Last week you can’t have failed to miss the outpouring of disgust expressed when actor Danny Dyer advised a man to cut his ex-girlfriend’s face as part of a column for Zoo magazine.
As Rebecca Thompson wrote at the time, it was almost unbelievable that a magazine could appear to be endorsing a vile attack on a woman. As the outrage mounted, aided by Twitter, the national papers got hold of the story and Danny Dyer’s name was making headlines.
Within a couple of days, we heard the news that Dyer’s ‘advice column’ for the magazine has been axed. A spokesperson for the magazine issued an apology and stated that Zoo planned to make a donation to Women’s Aid as part of a commitment to showing that violence against women is not acceptable.
But how much of a difference does this make? It’s been duly noted by many since that the disgusting misogyny of last week’s Dyer column is hardly a one-off for Zoo - and indeed other lads’ mags. Removing the column is a start, but what about the pages and pages devoted to objectifying and dehumanising woman?
To lads’ mags, which get ever more hateful as the years go by, we’re nothing more than pieces of meat. The subject of features where men can send in pictures of their girlfriends’ bodies for assessment, or discover how to persuade her to perform sexual acts she has previously refused to do, or even win her a boob job (this particular competition earned Zoo condemnation from the Advertising Standards Authority in 2005).
This is nothing new – my own ‘feminist awakening’ as a first-year university student came as I observed the way lads’ mag culture was affecting the guys I knew. For several years now, it’s been reported that sales of these publications have been falling and commentators have wondered if the sexism has finally started to leave a bad taste in the mouths of readers.
I know several people who have written to Zoo to complain about Dyer’s column. They’ve received an apology of sorts.
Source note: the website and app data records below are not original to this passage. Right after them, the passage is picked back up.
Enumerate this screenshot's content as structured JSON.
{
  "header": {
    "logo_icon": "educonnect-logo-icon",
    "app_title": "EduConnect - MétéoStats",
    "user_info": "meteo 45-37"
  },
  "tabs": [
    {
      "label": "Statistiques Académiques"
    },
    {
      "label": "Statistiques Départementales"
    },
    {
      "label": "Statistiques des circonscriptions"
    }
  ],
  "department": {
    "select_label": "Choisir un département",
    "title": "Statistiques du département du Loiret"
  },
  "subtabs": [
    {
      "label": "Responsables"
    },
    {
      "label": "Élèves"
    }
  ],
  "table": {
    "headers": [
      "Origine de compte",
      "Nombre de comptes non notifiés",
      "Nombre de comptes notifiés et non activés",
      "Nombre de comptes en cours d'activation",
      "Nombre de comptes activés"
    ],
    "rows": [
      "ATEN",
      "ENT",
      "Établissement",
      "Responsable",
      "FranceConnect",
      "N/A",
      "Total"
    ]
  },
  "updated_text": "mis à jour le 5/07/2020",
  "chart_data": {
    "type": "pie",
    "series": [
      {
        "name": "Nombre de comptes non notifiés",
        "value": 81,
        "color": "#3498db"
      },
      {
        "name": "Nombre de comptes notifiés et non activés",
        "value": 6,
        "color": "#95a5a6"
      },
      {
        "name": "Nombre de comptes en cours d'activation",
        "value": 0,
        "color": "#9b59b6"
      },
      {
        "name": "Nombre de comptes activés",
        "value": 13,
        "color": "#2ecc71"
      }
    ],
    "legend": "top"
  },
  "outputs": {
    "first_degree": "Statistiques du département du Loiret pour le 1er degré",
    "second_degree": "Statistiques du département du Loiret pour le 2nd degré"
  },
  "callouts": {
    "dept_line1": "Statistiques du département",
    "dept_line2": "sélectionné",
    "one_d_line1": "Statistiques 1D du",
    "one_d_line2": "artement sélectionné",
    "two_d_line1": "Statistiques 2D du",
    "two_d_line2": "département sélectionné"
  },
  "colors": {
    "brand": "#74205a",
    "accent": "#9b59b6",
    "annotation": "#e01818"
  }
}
But, no doubt sick of phone calls, the magazine is apparently now determined to forget about the incident, with the editor refusing to discuss the matter any further.
Sex educator and agony aunt Dr Petra Boynton reported on Twitter that she had been in contact with Zoo,’s press office and had been told that after canning Dyer’s column, the magazine is now ‘moving forward’. Dr Petra, who was angered by the implications of the column, offered to talk to the editor about advice-giving but concluded her thoughts on the matter by tweeting:
“So Zoo have been offered the chance to sort out quality sex/relationships features and have, again, ignored the offer. Says a lot.”
The Guardian last week reported that this week, Zoo plans to focus on raising awareness of violence against women in the space usually filled by Danny Dyer’s column. It’s all very well and good to fill one column with something worthwhile once, because people have got angry with you.
When it comes to the rest of the magazine’s content, such regret clearly doesn’t apply. Disgusting as it was, Dyer’s column is by no means the only example of misogyny in lads’ mags. These are magazines which treat the dehumanization and objectification of women as a bit of a laugh, something to joke about. As something routine.
We see this vile sort of mindset all the time on the internet, on forums and in comments on blogs. But when you see it in print and on the shelves of your local newsagent’s it’s even more depressing – and very telling that Zoo obviously has no plans to change. The magazine’s execs may claim that their articles are ‘all good fun’ but they undoubtedly have an impact on the way readers see women.
It’s all very well speaking out about violence and anti-woman vitriol once, but I can only assume that Zoo is going to carry on with its women-as-meat theme until another, more unpleasant scandal forces it to do otherwise. We can only hope that something forces a rethink soon.